:: WHAT NEEDS TO BE DONE ::
Produce a word-for-word copy of the data that follows, excluding images.

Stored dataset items
=== Section Start ===
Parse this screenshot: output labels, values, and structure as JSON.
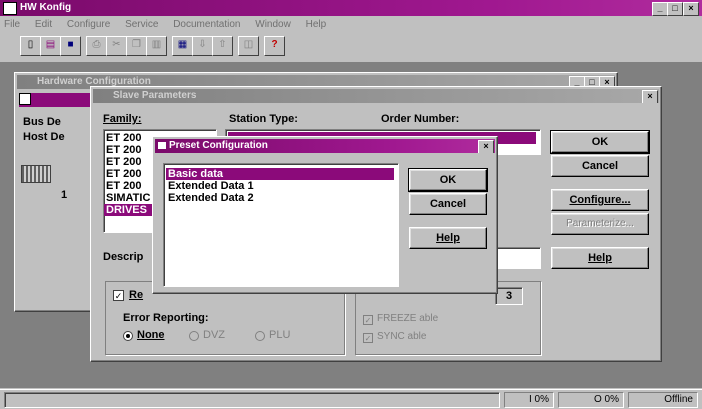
{
  "app": {
    "title": "HW Konfig",
    "menu": [
      "File",
      "Edit",
      "Configure",
      "Service",
      "Documentation",
      "Window",
      "Help"
    ]
  },
  "mdi_window": {
    "title": "Hardware Configuration"
  },
  "left_panel": {
    "bus_label": "Bus De",
    "host_label": "Host De",
    "slot": "1"
  },
  "slave_dialog": {
    "title": "Slave Parameters",
    "family_label": "Family:",
    "station_type_label": "Station Type:",
    "order_number_label": "Order Number:",
    "family_items": [
      "ET 200",
      "ET 200",
      "ET 200",
      "ET 200",
      "ET 200",
      "SIMATIC",
      "DRIVES"
    ],
    "description_label": "Descrip",
    "checkbox_label": "Re",
    "error_reporting_label": "Error Reporting:",
    "radio_none": "None",
    "radio_2": "DVZ",
    "radio_3": "PLU",
    "address_value": "3",
    "check_1": "FREEZE able",
    "check_2": "SYNC able",
    "buttons": {
      "ok": "OK",
      "cancel": "Cancel",
      "configure": "Configure...",
      "parameterize": "Parameterize...",
      "help": "Help"
    }
  },
  "preset_dialog": {
    "title": "Preset Configuration",
    "items": [
      "Basic data",
      "Extended Data 1",
      "Extended Data 2"
    ],
    "selected_index": 0,
    "buttons": {
      "ok": "OK",
      "cancel": "Cancel",
      "help": "Help"
    }
  },
  "statusbar": {
    "cell1": "I 0%",
    "cell2": "O 0%",
    "cell3": "Offline"
  },
  "colors": {
    "accent": "#8b0a7a",
    "face": "#c0c0c0",
    "desktop": "#808080"
  }
}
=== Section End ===
:: EXPECTED ANSWER ::
Parse this screenshot: output labels, values, and structure as JSON.
{
  "app": {
    "title": "HW Konfig",
    "menu": [
      "File",
      "Edit",
      "Configure",
      "Service",
      "Documentation",
      "Window",
      "Help"
    ]
  },
  "mdi_window": {
    "title": "Hardware Configuration"
  },
  "left_panel": {
    "bus_label": "Bus De",
    "host_label": "Host De",
    "slot": "1"
  },
  "slave_dialog": {
    "title": "Slave Parameters",
    "family_label": "Family:",
    "station_type_label": "Station Type:",
    "order_number_label": "Order Number:",
    "family_items": [
      "ET 200",
      "ET 200",
      "ET 200",
      "ET 200",
      "ET 200",
      "SIMATIC",
      "DRIVES"
    ],
    "description_label": "Descrip",
    "checkbox_label": "Re",
    "error_reporting_label": "Error Reporting:",
    "radio_none": "None",
    "radio_2": "DVZ",
    "radio_3": "PLU",
    "address_value": "3",
    "check_1": "FREEZE able",
    "check_2": "SYNC able",
    "buttons": {
      "ok": "OK",
      "cancel": "Cancel",
      "configure": "Configure...",
      "parameterize": "Parameterize...",
      "help": "Help"
    }
  },
  "preset_dialog": {
    "title": "Preset Configuration",
    "items": [
      "Basic data",
      "Extended Data 1",
      "Extended Data 2"
    ],
    "selected_index": 0,
    "buttons": {
      "ok": "OK",
      "cancel": "Cancel",
      "help": "Help"
    }
  },
  "statusbar": {
    "cell1": "I 0%",
    "cell2": "O 0%",
    "cell3": "Offline"
  },
  "colors": {
    "accent": "#8b0a7a",
    "face": "#c0c0c0",
    "desktop": "#808080"
  }
}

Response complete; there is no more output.